Here's what Billstein wrote: "It finally happened to me today -- you know, that thing that people who've 'been there,' very knowingly tell you will happen. They say that one day you will look in the mirror and be surprised that the person looking back at you looks older than you think of yourself."
It happened to Billstein on Sept. 1, 2014. "The old lady in the mirror has betrayed me," she said. "Today is the day that we don't match. She is older than I feel. It's strange, let me tell you."
"It was like a slap in the face," Billstein said, noting it didn't "hurt" as much as it was just "a huge surprise."
Billstein wasn't fishing for compliments when she posted it to Facebook; she wasn't asking people to assure her that she doesn't look her age (she doesn't). Sure she got a lot of that in comments, but that wasn't what she was reporting on her status update. What she was saying is that that day when we all eventually do age is real, is out there, is waiting for each and every one of us. It comes even when you feel younger than your years, even when you truly believe that age is just a number and that you are only as old as you feel -- all things that "they" say too.
Billstein says she feels younger "mainly because I often act silly and playful, am active physically, and I spend time around lots of younger people." She does a ton of volunteer work, fosters rescue dogs, works at her church and the daughters' school, does therapy with kids on horseback, runs an adoption support group, serves on the boards of two non-profits, and runs a "Dining for Women" chapter, as well as a zillion other things. Oh yeah, and she has a husband and four kids to take care of and worry about.
But still her mirror betrayed her. "I did a double take and then just felt resignation," she said. Aging of the physical body is caused by time -- no ifs, ands, or buts about it. Billstein did what we all do: She lightly pulled the skin back on her face to make it taut again and the sags and droops disappeared. "I liked what I saw better," she said, but even as her face quickly slipped back into place when she released it, she's not anywhere about to make changes through plastic surgery or Botox, she said.

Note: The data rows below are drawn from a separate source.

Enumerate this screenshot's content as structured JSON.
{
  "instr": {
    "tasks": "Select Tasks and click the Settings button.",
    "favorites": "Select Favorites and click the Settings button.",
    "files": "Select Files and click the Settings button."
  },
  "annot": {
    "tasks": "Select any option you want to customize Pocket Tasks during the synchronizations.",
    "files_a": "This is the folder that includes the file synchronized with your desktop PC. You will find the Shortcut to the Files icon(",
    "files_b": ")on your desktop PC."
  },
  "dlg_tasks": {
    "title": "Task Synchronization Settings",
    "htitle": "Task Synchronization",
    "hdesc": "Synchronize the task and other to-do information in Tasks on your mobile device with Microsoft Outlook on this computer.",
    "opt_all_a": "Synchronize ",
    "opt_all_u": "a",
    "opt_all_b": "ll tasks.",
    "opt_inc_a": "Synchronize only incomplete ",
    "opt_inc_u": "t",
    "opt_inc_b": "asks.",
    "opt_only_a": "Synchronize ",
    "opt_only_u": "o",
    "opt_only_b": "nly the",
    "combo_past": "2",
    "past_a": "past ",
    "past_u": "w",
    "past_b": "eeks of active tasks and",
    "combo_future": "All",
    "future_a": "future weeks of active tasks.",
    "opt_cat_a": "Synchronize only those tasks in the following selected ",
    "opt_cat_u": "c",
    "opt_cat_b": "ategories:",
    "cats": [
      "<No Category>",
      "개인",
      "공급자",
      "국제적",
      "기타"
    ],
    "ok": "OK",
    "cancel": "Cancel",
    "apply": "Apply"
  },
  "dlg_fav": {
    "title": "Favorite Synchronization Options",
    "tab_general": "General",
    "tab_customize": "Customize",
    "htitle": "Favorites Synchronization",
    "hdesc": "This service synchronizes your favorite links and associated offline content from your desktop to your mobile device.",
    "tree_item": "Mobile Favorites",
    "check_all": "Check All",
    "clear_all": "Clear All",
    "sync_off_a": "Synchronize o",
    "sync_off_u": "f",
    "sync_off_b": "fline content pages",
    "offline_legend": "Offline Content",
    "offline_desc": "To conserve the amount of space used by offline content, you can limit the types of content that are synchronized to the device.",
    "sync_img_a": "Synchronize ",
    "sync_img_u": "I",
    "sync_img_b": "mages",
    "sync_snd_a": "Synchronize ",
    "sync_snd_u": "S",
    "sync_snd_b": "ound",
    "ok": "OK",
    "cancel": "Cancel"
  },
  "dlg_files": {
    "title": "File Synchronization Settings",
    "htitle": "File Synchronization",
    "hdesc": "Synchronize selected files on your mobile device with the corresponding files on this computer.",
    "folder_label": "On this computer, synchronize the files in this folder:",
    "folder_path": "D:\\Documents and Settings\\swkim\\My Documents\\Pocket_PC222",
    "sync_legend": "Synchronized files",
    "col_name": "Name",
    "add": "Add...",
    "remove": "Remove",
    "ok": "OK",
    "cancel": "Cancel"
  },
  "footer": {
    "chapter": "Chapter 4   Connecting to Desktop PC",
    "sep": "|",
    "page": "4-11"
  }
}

And she added: "I do not hate that older lady in the mirror. I just don't feel like I am fully acquainted with her ... yet."